__ACTION ITEM__.
Would you repeat the entries beneath, with nothing changed?

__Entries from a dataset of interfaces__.
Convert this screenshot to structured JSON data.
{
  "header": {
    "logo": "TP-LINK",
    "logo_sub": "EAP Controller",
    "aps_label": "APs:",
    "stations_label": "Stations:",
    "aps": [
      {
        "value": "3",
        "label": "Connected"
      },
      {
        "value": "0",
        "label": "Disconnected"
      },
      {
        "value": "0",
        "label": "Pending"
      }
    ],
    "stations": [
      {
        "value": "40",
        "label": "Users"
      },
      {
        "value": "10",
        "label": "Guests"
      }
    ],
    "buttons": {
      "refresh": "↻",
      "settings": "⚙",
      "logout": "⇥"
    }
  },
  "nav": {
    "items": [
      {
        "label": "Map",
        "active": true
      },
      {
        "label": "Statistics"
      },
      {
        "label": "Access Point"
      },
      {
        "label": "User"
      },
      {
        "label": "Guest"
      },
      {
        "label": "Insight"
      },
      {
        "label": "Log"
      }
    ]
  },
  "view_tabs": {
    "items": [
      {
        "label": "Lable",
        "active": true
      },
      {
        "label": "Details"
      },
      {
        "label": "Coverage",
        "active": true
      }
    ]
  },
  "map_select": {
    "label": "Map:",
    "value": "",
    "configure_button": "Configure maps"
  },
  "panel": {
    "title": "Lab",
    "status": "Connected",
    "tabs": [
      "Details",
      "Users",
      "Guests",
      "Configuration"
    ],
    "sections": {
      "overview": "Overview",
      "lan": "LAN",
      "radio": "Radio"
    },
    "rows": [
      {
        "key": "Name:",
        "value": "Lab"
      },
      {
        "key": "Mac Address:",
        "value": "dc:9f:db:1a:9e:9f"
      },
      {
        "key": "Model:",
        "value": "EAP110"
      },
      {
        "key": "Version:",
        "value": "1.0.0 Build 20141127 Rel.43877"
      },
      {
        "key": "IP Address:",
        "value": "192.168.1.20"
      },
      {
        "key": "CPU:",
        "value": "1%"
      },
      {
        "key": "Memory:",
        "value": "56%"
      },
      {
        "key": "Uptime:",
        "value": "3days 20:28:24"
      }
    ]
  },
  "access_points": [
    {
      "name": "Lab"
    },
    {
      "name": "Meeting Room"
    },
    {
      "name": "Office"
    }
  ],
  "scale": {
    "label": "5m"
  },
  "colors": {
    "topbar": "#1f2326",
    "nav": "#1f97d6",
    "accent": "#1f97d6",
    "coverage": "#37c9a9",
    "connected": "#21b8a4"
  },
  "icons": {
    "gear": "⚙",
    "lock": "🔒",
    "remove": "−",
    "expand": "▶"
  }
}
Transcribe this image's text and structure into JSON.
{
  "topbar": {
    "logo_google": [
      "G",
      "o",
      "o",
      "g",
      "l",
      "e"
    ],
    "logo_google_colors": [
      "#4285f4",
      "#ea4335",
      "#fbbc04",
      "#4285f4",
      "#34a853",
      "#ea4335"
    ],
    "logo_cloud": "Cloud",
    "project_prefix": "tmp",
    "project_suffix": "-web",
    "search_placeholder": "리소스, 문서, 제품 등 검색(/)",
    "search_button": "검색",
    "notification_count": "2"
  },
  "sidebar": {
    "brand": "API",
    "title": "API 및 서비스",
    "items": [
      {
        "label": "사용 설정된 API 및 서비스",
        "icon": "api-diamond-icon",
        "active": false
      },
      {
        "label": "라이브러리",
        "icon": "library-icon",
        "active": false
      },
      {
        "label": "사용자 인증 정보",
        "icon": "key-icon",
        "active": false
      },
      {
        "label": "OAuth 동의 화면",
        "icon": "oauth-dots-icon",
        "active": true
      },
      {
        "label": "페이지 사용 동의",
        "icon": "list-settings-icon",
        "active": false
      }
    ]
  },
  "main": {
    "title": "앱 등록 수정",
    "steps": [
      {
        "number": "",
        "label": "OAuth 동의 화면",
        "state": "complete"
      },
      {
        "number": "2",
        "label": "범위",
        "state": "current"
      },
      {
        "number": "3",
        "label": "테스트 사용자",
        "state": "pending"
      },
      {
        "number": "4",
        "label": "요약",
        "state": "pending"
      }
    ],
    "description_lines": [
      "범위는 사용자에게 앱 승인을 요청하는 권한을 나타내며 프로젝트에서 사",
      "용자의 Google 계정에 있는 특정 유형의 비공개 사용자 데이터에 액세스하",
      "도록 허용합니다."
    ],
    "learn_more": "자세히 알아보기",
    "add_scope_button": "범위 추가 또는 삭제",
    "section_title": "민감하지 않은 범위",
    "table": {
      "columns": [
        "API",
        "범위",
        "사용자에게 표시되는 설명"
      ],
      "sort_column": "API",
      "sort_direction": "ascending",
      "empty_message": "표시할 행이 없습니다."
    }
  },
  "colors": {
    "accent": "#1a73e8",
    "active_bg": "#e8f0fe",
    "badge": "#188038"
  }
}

__EXERCISE OUTPUT__.
Convert this screenshot to structured JSON data.
{
  "header": {
    "logo": "TP-LINK",
    "logo_sub": "EAP Controller",
    "aps_label": "APs:",
    "stations_label": "Stations:",
    "aps": [
      {
        "value": "3",
        "label": "Connected"
      },
      {
        "value": "0",
        "label": "Disconnected"
      },
      {
        "value": "0",
        "label": "Pending"
      }
    ],
    "stations": [
      {
        "value": "40",
        "label": "Users"
      },
      {
        "value": "10",
        "label": "Guests"
      }
    ],
    "buttons": {
      "refresh": "↻",
      "settings": "⚙",
      "logout": "⇥"
    }
  },
  "nav": {
    "items": [
      {
        "label": "Map",
        "active": true
      },
      {
        "label": "Statistics"
      },
      {
        "label": "Access Point"
      },
      {
        "label": "User"
      },
      {
        "label": "Guest"
      },
      {
        "label": "Insight"
      },
      {
        "label": "Log"
      }
    ]
  },
  "view_tabs": {
    "items": [
      {
        "label": "Lable",
        "active": true
      },
      {
        "label": "Details"
      },
      {
        "label": "Coverage",
        "active": true
      }
    ]
  },
  "map_select": {
    "label": "Map:",
    "value": "",
    "configure_button": "Configure maps"
  },
  "panel": {
    "title": "Lab",
    "status": "Connected",
    "tabs": [
      "Details",
      "Users",
      "Guests",
      "Configuration"
    ],
    "sections": {
      "overview": "Overview",
      "lan": "LAN",
      "radio": "Radio"
    },
    "rows": [
      {
        "key": "Name:",
        "value": "Lab"
      },
      {
        "key": "Mac Address:",
        "value": "dc:9f:db:1a:9e:9f"
      },
      {
        "key": "Model:",
        "value": "EAP110"
      },
      {
        "key": "Version:",
        "value": "1.0.0 Build 20141127 Rel.43877"
      },
      {
        "key": "IP Address:",
        "value": "192.168.1.20"
      },
      {
        "key": "CPU:",
        "value": "1%"
      },
      {
        "key": "Memory:",
        "value": "56%"
      },
      {
        "key": "Uptime:",
        "value": "3days 20:28:24"
      }
    ]
  },
  "access_points": [
    {
      "name": "Lab"
    },
    {
      "name": "Meeting Room"
    },
    {
      "name": "Office"
    }
  ],
  "scale": {
    "label": "5m"
  },
  "colors": {
    "topbar": "#1f2326",
    "nav": "#1f97d6",
    "accent": "#1f97d6",
    "coverage": "#37c9a9",
    "connected": "#21b8a4"
  },
  "icons": {
    "gear": "⚙",
    "lock": "🔒",
    "remove": "−",
    "expand": "▶"
  }
}
Transcribe this image's text and structure into JSON.
{
  "topbar": {
    "logo_google": [
      "G",
      "o",
      "o",
      "g",
      "l",
      "e"
    ],
    "logo_google_colors": [
      "#4285f4",
      "#ea4335",
      "#fbbc04",
      "#4285f4",
      "#34a853",
      "#ea4335"
    ],
    "logo_cloud": "Cloud",
    "project_prefix": "tmp",
    "project_suffix": "-web",
    "search_placeholder": "리소스, 문서, 제품 등 검색(/)",
    "search_button": "검색",
    "notification_count": "2"
  },
  "sidebar": {
    "brand": "API",
    "title": "API 및 서비스",
    "items": [
      {
        "label": "사용 설정된 API 및 서비스",
        "icon": "api-diamond-icon",
        "active": false
      },
      {
        "label": "라이브러리",
        "icon": "library-icon",
        "active": false
      },
      {
        "label": "사용자 인증 정보",
        "icon": "key-icon",
        "active": false
      },
      {
        "label": "OAuth 동의 화면",
        "icon": "oauth-dots-icon",
        "active": true
      },
      {
        "label": "페이지 사용 동의",
        "icon": "list-settings-icon",
        "active": false
      }
    ]
  },
  "main": {
    "title": "앱 등록 수정",
    "steps": [
      {
        "number": "",
        "label": "OAuth 동의 화면",
        "state": "complete"
      },
      {
        "number": "2",
        "label": "범위",
        "state": "current"
      },
      {
        "number": "3",
        "label": "테스트 사용자",
        "state": "pending"
      },
      {
        "number": "4",
        "label": "요약",
        "state": "pending"
      }
    ],
    "description_lines": [
      "범위는 사용자에게 앱 승인을 요청하는 권한을 나타내며 프로젝트에서 사",
      "용자의 Google 계정에 있는 특정 유형의 비공개 사용자 데이터에 액세스하",
      "도록 허용합니다."
    ],
    "learn_more": "자세히 알아보기",
    "add_scope_button": "범위 추가 또는 삭제",
    "section_title": "민감하지 않은 범위",
    "table": {
      "columns": [
        "API",
        "범위",
        "사용자에게 표시되는 설명"
      ],
      "sort_column": "API",
      "sort_direction": "ascending",
      "empty_message": "표시할 행이 없습니다."
    }
  },
  "colors": {
    "accent": "#1a73e8",
    "active_bg": "#e8f0fe",
    "badge": "#188038"
  }
}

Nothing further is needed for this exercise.